George Kazantzopoulos addressed the significance of the circular economy concept, whose principles are very close to Plato’s theory of a symbiotic relationship between the environment and human society. “The European Commission’s Action Plan for the Circular Economy which was submitted in Paris, in 2015, claims that it is unacceptable for EU Member States to abuse natural and energy resources. Products and processes should consume as few resources as possible in both the design and the production phases. Businesses should therefore focus on resource efficient production and consumption patterns, as well as on the right recovery and end-of-life recycling options.
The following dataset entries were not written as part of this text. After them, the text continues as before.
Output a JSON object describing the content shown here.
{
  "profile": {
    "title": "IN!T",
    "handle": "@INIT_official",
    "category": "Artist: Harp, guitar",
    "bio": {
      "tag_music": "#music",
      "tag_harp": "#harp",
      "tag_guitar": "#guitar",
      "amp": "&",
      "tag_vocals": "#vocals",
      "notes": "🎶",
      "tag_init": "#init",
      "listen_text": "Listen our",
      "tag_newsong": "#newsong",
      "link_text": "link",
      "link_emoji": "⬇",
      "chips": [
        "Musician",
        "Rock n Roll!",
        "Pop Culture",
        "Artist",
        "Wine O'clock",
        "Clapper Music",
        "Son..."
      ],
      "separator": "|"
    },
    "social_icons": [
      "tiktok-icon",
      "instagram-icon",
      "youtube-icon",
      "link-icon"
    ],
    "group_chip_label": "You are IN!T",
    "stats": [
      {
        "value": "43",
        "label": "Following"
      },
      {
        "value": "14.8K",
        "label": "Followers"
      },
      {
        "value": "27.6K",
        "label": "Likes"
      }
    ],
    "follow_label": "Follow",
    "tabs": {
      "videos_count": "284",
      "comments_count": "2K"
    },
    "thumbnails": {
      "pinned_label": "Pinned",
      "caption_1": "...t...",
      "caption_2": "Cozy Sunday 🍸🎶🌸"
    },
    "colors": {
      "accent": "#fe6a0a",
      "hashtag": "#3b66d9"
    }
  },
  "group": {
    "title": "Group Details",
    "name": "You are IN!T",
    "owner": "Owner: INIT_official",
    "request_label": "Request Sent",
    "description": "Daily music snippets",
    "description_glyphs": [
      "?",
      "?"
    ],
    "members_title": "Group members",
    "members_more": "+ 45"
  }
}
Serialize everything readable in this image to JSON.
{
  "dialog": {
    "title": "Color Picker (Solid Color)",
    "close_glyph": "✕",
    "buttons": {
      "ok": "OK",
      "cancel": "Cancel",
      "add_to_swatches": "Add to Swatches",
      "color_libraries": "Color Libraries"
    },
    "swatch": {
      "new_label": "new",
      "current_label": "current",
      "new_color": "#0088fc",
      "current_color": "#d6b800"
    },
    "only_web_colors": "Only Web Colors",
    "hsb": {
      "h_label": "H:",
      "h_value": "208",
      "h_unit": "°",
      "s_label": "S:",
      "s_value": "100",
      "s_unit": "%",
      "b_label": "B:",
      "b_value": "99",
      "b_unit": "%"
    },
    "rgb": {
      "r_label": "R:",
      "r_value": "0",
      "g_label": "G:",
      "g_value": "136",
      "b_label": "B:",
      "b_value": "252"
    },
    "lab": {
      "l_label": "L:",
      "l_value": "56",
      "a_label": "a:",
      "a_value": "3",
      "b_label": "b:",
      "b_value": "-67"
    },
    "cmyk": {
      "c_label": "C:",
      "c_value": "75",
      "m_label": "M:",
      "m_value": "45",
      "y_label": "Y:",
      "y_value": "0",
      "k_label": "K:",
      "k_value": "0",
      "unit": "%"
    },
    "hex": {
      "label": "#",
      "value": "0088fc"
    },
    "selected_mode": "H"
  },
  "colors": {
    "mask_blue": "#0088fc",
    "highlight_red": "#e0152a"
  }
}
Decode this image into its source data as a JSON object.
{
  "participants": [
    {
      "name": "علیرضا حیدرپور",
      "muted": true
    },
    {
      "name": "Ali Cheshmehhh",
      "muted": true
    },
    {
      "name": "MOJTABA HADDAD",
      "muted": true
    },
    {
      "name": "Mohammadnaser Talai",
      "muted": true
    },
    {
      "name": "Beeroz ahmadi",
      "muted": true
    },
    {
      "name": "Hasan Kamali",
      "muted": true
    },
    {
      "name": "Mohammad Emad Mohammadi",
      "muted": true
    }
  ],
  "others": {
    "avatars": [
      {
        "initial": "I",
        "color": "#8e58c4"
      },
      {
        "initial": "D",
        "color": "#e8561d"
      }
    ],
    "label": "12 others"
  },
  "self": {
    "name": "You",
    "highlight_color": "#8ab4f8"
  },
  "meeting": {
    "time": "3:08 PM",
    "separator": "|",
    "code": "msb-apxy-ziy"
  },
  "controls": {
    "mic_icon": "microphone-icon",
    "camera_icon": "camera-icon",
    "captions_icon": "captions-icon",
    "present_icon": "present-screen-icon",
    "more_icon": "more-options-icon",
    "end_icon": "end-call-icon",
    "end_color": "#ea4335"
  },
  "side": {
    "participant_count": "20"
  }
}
The above Action Plan, which has now become an urgent necessity, fully agrees with what the Biopolitics International Organisation has been publishing since 1985. If we were to look at these publications, which address the protection of bios, sustainable economic growth, and recycling, it is certain that we would arrive at a circular economy action plan equivalent to the one submitted by the European Commission.”
Christos Efthymiopoulos explained that it is the duty of scientists and international organizations to coordinate their efforts in order to convey to society the notion that it is scientifically proven that climate change is the result of human activity. “Scientists, active citizens and international institutions are responsible for informing and sensitizing society on the urgency of climate change mitigation, as well as on the irrefutable scientific fact that the present rate of climate change is human induced. We should also become convinced that by changing our daily habits we can indeed make a difference. A study carried out by the Academy of Athens some years ago demonstrated that our daily choices as citizens and as consumers play a pivotal role in climate change mitigation. They could even lead to a reduction in the cost of implementing the Paris Agreement. To achieve the required changes in attitudes, we need a top-down approach to education. Public awareness and civic education can lead to the necessary steps forward.”
Agni Vlavianos Arvanitis, President and Founder of the Biopolitics International Organisation and the Hellenic Chapter of the Club of Rome with George Patoulis, Mayor of Amaroussion, President of the Central Union of Municipalities of Greece, and President of the Medical Association of Athens.
The event concluded with George Patoulis, who spoke about the contribution of the local authorities to climate change adaptation and mitigation measures. “A big obstacle in our country is the fact that we have not proceeded with the necessary reforms to give local authorities the power to solve local problems. And this creates a huge bureaucracy which is counterproductive and impedes development. Climate change has many ramifications, reaching beyond our everyday choices as citizens. An active and concerned citizenry can shape public conscience and bring results. In this effort, it is essential to make use of the vast renewable energy sources available in our country. Wind energy, solar energy and other renewables can guarantee energy self-sufficiency, improve the country’s financial condition and reduce emissions through best practices. Alternative energy sources, sustainable waste management, recycling, environmental education and sensitization, solar panels, teleheating, geothermy, and education and vocational training, need to become priorities on our agendas. Local authorities can and ought to play a principal role in environmental decision-making in cooperation with the legislative power.”